The beerhouse was enfranchised, that is, converted into freehold by paying a fine to the Lord of the Manor, in 1918 [WL1000/1/Stev1/11-12]. Thomas Jarvis Limited had been bought by Bedford brewer Charles Wells and in a series of photographs taken in the 1920s the beerhouse is first given its modern name of the Royal George [WL800/4 page 29]. If directory evidence is to be believed it had been called the George & Dragon in 1876 but no other directory names it as it was not the custom for beerhouses to be named in directories.

The Rating and Valuation Act 1925 specified that every building and piece of land in the country was to be assessed to determine its rateable value. Stevington was assessed in 1926 and the valuer visiting the Royal George Beerhouse [DV1/C120/90] noted that it stood in just under a quarter of an acre and was a "poor looking place" - rent was £10/10/- per annum. The property comprised a tap room ("fair"), living room and scullery with a copper downstairs, with a cellar beneath ("good") with two bedrooms and a landing upstairs. Outside stood a garage measuring 12 feet 6 inches by 8 feet, a loose box, a "disused" bakehouse and stores as well as an old barn used as a saddler's shop and workshop measuring 28 feet by 18 feet occupied by Oliver Cox, which was "very poor, but roomy". The valuer discovered that trade was "very bad". It averaged nine gallons of beer per week. He commented: "Cannot be as good as Cock".

At some point after 1926 the Royal George became a fully licensed public house. Stevington is lucky that it still has two public houses at the time of writing [2009] as it also has the nearby Red Lion in Park Road.

 The Royal George December 2009
The Royal George December 2009

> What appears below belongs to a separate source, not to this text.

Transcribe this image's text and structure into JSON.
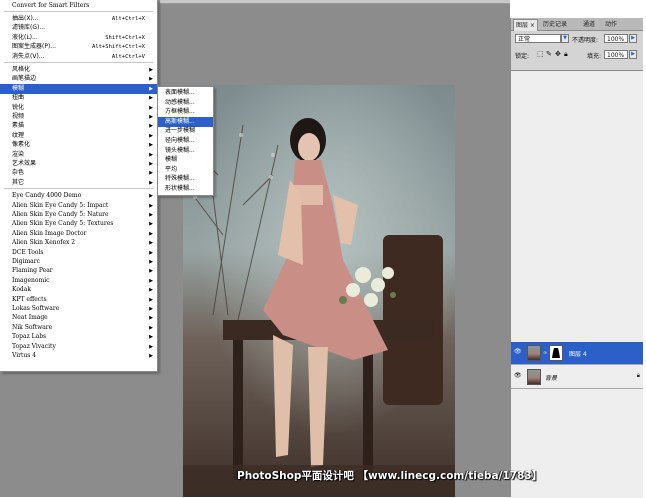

  • Z3/60 and WL619: admission of William Wheaton and wife to Cock in Silver Street: 1788;
  • WL619: death of William Wheaton in 1793 and recent death of Elizabeth, his wife with subsequent admission of their son James Wheaton: 1799;
  • WL619: admission of Peregrine Nash on surrender of James Wheaton: 1799
  • AL559 and WL619: admission of George Peregrine Nash to cottage, "late called Cock" in Silver Street on surrender of Peregrine Nash: 1809;
  • X106/77 and WL1000/1/Stev/2/5: admission to three cottages, formerly Cock, of William Poole: 1822;
  • WL619: abstract of title of the trustees of William Pool to three cottages including the former Cock: 1832;
  • WL620: admission of Bingham Newland to three cottages, formerly Cock, in Silver Street, formerly Peregrine Nash's then Robert Newland's: 1865;
  • GA487: sale catalogue for Saint Paul's Brewery including a beerhouse and two neighbouring properties in Stevington: 1873;
  • WL621: admission of William Pritzler Newland and Charles William Powell, devisees of Bingham Newland, deceased: 1874;
  • WL1000/1/Stev1/1: admission of Thomas Jarvis on surrender of William Pritzler Newland and Charles William Powell: 1874;
  • WL1000/1/Stev1/3: admission of Samuel Wainwright Jarvis as heir at law of Thomas Jarvis: 1893;
  • PSB9/1: register of licenses: 1903-1935;
  • WL1000/1/Stev1/4: admission of Robert Page Jarvis and Walter Jarvis: 1904;
  • WL1000/1/Stev1/9: admission of Mary Jarvis and Henry Young as executors of Walter Jarvis: 1916;
  • WL1000/1/Stev1/10-12: enfranchisement: 1918;
  • WL800/4 p.29: photograph: c.1925;
  • WL801/66: negative of above: c.1925;
  • PSB9/2: register of licenses: c.1955-1995;
  • Z1105/1: liquor licence traders survey form: 1961;
  • WL722/89: use of room as youth club reported in Charles Wells in-house magazine Pint Pot: 1997.

List of Licensees: note that this is not a complete list. Italics indicate licensees whose beginning and/or end dates are not known: 

1788-1793: William Wheaton;
1854-1871: Robert Cox;
1873: George Cox;
1874-1876: George Brown: George & Dragon;
1903-1905: Walter Poole;
1905-1909: Reginald Cockings;
1909-1931: Oliver Cox
1940 George Taylor;
1961-1975: Edward John Stoneman;
1975-1984: Brian Victor Hopkinson;
1984-1988: Clifford Dowling;
1988: Albert Christopher Ernest Hardy;
1988-1993: G.J.Bentham;
1993-1994: Michael Thomas Hanley and Hartley Charles Bolton;
1994-1995: Pamela Mavis Luck